Doc Learns to Go with the Flow with Integrated Medicine

After devoting 20 years of his life to the allopathic medical community, Michael Finkelstein, MD, made a 180-degree turn He left his position as medical director to pursue more holistic medicine.

After devoting 20 years of his life to the allopathic medical community, Michael Finkelstein, MD, made a 180-degree turn. He left his position as the medical director of Northern Westchester Hospital in Mt. Kisco, N.Y., to pursue what he calls more intuitive, holistic medicine as the founder and director of SunRaven, a holistic health center in Bedford, N.Y.

So, why make the switch?

“I had my practice, I was the medical director of the hospital, and I was turning 40,” Finkelstein recalls. “I was looking at all the things I had sort of pulled together, and was very pleased with that on paper. But in my heart I felt something was missing. I was 40, so I thought I was going through my mid-life crisis.”

Instead, he found what was missing.

It’s about relationships

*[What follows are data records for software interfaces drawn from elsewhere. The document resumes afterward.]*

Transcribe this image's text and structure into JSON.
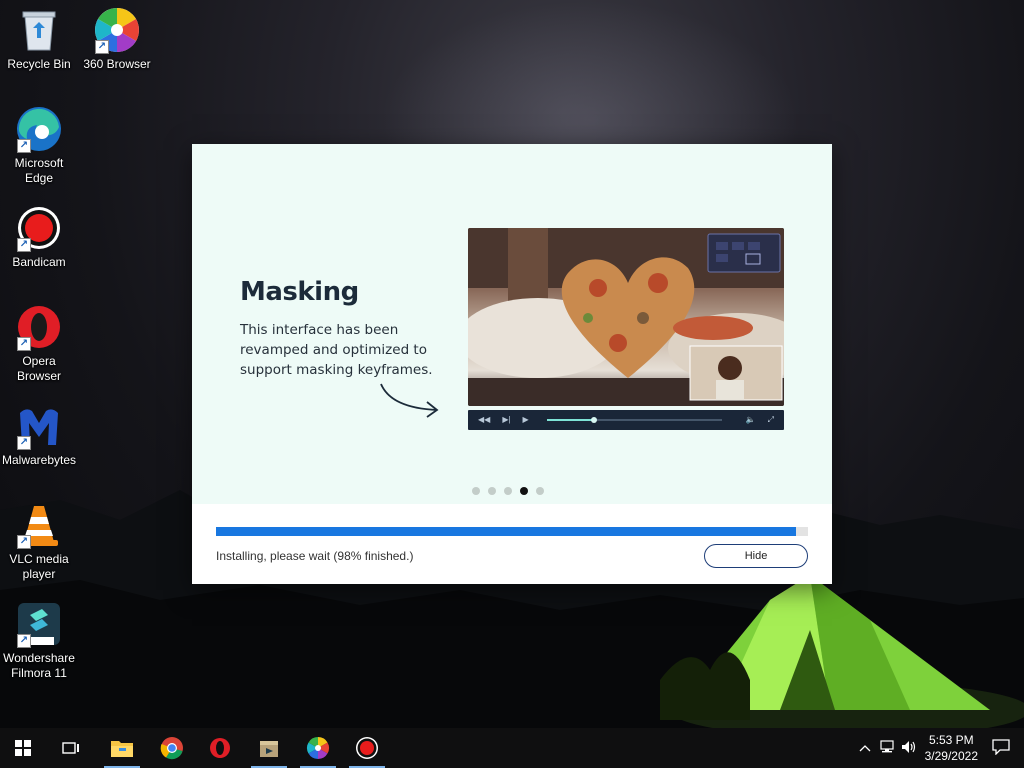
{
  "desktop": {
    "icons": [
      {
        "name": "recycle-bin",
        "label": "Recycle Bin"
      },
      {
        "name": "360-browser",
        "label": "360 Browser"
      },
      {
        "name": "microsoft-edge",
        "label": "Microsoft Edge"
      },
      {
        "name": "bandicam",
        "label": "Bandicam"
      },
      {
        "name": "opera-browser",
        "label": "Opera Browser"
      },
      {
        "name": "malwarebytes",
        "label": "Malwarebytes"
      },
      {
        "name": "vlc-media-player",
        "label": "VLC media player"
      },
      {
        "name": "wondershare-filmora",
        "label": "Wondershare Filmora 11"
      }
    ]
  },
  "installer": {
    "slide": {
      "title": "Masking",
      "description": "This interface has been revamped and optimized to support masking keyframes."
    },
    "carousel": {
      "total": 5,
      "active_index": 3
    },
    "progress": {
      "percent": 98,
      "status": "Installing, please wait (98% finished.)"
    },
    "hide_label": "Hide",
    "player": {
      "position_fraction": 0.27
    }
  },
  "taskbar": {
    "clock_time": "5:53 PM",
    "clock_date": "3/29/2022"
  },
  "colors": {
    "dialog_bg": "#eefbf7",
    "progress_fill": "#1877e0",
    "hide_border": "#1e3e78",
    "player_accent": "#7fe3d6"
  }
}
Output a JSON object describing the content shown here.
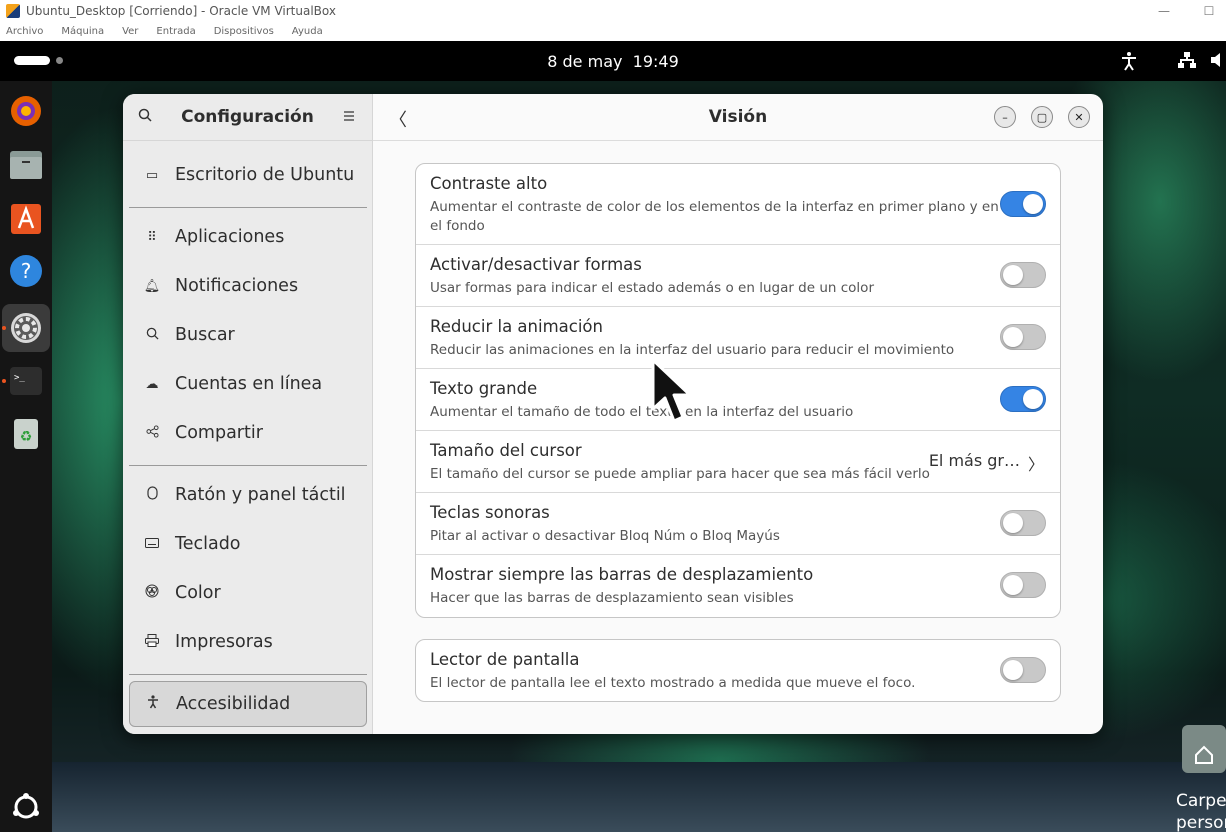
{
  "vbox": {
    "title": "Ubuntu_Desktop [Corriendo] - Oracle VM VirtualBox",
    "menu": [
      "Archivo",
      "Máquina",
      "Ver",
      "Entrada",
      "Dispositivos",
      "Ayuda"
    ]
  },
  "topbar": {
    "date": "8 de may",
    "time": "19:49"
  },
  "settings": {
    "sidebar_title": "Configuración",
    "items": [
      {
        "label": "Escritorio de Ubuntu",
        "icon": "desktop-icon"
      },
      {
        "label": "Aplicaciones",
        "icon": "grid-icon"
      },
      {
        "label": "Notificaciones",
        "icon": "bell-icon"
      },
      {
        "label": "Buscar",
        "icon": "search-icon"
      },
      {
        "label": "Cuentas en línea",
        "icon": "cloud-icon"
      },
      {
        "label": "Compartir",
        "icon": "share-icon"
      },
      {
        "label": "Ratón y panel táctil",
        "icon": "mouse-icon"
      },
      {
        "label": "Teclado",
        "icon": "keyboard-icon"
      },
      {
        "label": "Color",
        "icon": "color-icon"
      },
      {
        "label": "Impresoras",
        "icon": "printer-icon"
      },
      {
        "label": "Accesibilidad",
        "icon": "accessibility-icon",
        "selected": true
      }
    ],
    "page_title": "Visión",
    "rows": [
      {
        "title": "Contraste alto",
        "subtitle": "Aumentar el contraste de color de los elementos de la interfaz en primer plano y en el fondo",
        "enabled": true
      },
      {
        "title": "Activar/desactivar formas",
        "subtitle": "Usar formas para indicar el estado además o en lugar de un color",
        "enabled": false
      },
      {
        "title": "Reducir la animación",
        "subtitle": "Reducir las animaciones en la interfaz del usuario para reducir el movimiento",
        "enabled": false
      },
      {
        "title": "Texto grande",
        "subtitle": "Aumentar el tamaño de todo el texto en la interfaz del usuario",
        "enabled": true
      },
      {
        "title": "Tamaño del cursor",
        "subtitle": "El tamaño del cursor se puede ampliar para hacer que sea más fácil verlo",
        "value": "El más gr…"
      },
      {
        "title": "Teclas sonoras",
        "subtitle": "Pitar al activar o desactivar Bloq Núm o Bloq Mayús",
        "enabled": false
      },
      {
        "title": "Mostrar siempre las barras de desplazamiento",
        "subtitle": "Hacer que las barras de desplazamiento sean visibles",
        "enabled": false
      }
    ],
    "screen_reader": {
      "title": "Lector de pantalla",
      "subtitle": "El lector de pantalla lee el texto mostrado a medida que mueve el foco.",
      "enabled": false
    }
  },
  "desktop": {
    "home_label_line1": "Carpe",
    "home_label_line2": "persor"
  },
  "colors": {
    "accent": "#3584e4",
    "ubuntu_orange": "#e95420"
  }
}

Finkelstein’s son was age 7 at the time, and he was having trouble getting along well with friends in school. They went to a friend of the family for counseling, because Finkelstein was certain something was wrong. There was … but not what Finkelstein thought.

“My friend sat me down and said, ‘Michael, he doesn’t need me; he needs his father,’” Finkelstein explains. “It immediately got me to reflect on what I’d been doing and where my energies were placed — in particular, my relationship with my young child. When I was young, in addition to wanting to become a great doctor, I had aspired to become a great father. And so when I heard that from our friend, he sort of woke me up.”

At that same time, a man — a billionaire — from the community where Finkelstein lived, donated $1 million to Northern Westchester Hospital for the specific purpose of starting an integrated medicine practice.

“[The billionaire] gave the money to the hospital because that was where one of his homes was,” Finkelstein recalls. “Wherever he lived he would give money to the local hospital so that if he needed to receive care, the hospital would have the types of treatments he was interested in.”

That obligated Finkelstein to learn about integrated medicine. And the more he learned, the more he saw another approach to healing; an approach that appealed to him. He began integrating it into his practice until he finally decided to close his internal medicine practice and just pursue integrated medicine.

Coming into focus

The difference now in the way he practices medicine is that he can now spend two or three hours with people instead of two minutes, Finkelstein explains. It also allowed him to slow down.

“It allowed me to focus,” he says. “And in the process of learning, I started to take better care of myself. And that was sort of the objective. The training I had received that obviously was intended for me to use on the patients was also, you know, allowing me to take care of myself with the same methodology. As a result, I became a much healthier, balanced person and, I think, a better father.”

But Finkelstein didn’t stop learning. He began developing an interest in energy medicine — a branch of complementary and alternative that believes the healer can channel healing energy into a patient. Finkelstein was skeptical at first, even cynical. But when he could no longer deny the feelings he was getting through various experiences, it opened his mind. He has since completed training as a level 2 Reiki practitioner.

“Physicians are taught not to touch patients,” Finkelstein explains. “You have a stethoscope in one hand, maybe, but that’s it. I think [touching is] a lost therapy, frankly. It certainly has a down side when it’s abused, so I can appreciate we need to be cautious. But I also thought Reiki was a particularly safe way of interacting with a patient because you don’t touch somebody. You let your hand hover over somebody; you can feel their warmth, they can feel your warmth, but they’re clothed. It’s particularly safe, but it’s a way to connect with people and show your real compassion, your concern, your care.”

Timing is everything

In 2005, as the $1 million that had funded the hospital’s operation of an integrated medicine practice was about to run out, Finkelstein saw the handwriting on the wall. He understood the vision and strategic plan of the hospital, and knew it did not include integrated medicine once the funding ran out. Anticipating that, he began looking for a place where he could focus on providing a more holistic approach to health and healing.

“I was looking for non-clinical-looking space, not a rental in an office building,” Finkelstein says. “I wanted a space, you know, a farm, essentially, where there was outdoor space and a garden. I was very passionate about gardening, and I felt that nature is not only a healing force, but it’s a source of inspiration.”

He would eventually purchase his neighbor’s house — a small farmhouse that had previously been the carriage house to his own home — and opened SunRaven. Soon thereafter, he published a book, 77 Questions For Skillful Living, that grew out of a questionnaire he provided to new patients.

“And one of the things I’ve learned is to be more patient and to let these things fall where they may,” Finkelstein says. “That allowed me — because I was moving slow — to spend more quality time with my family. I have two sons and a daughter. And so the objective for me was to be in balance, to not be running around and force every decision, but let things come as they do. And when they come that way, you have no ambivalence about making a decision. They just sort of land on you. You don’t have to struggle with them. You’re not actually making a decision; you’re sort of just going with the flow.”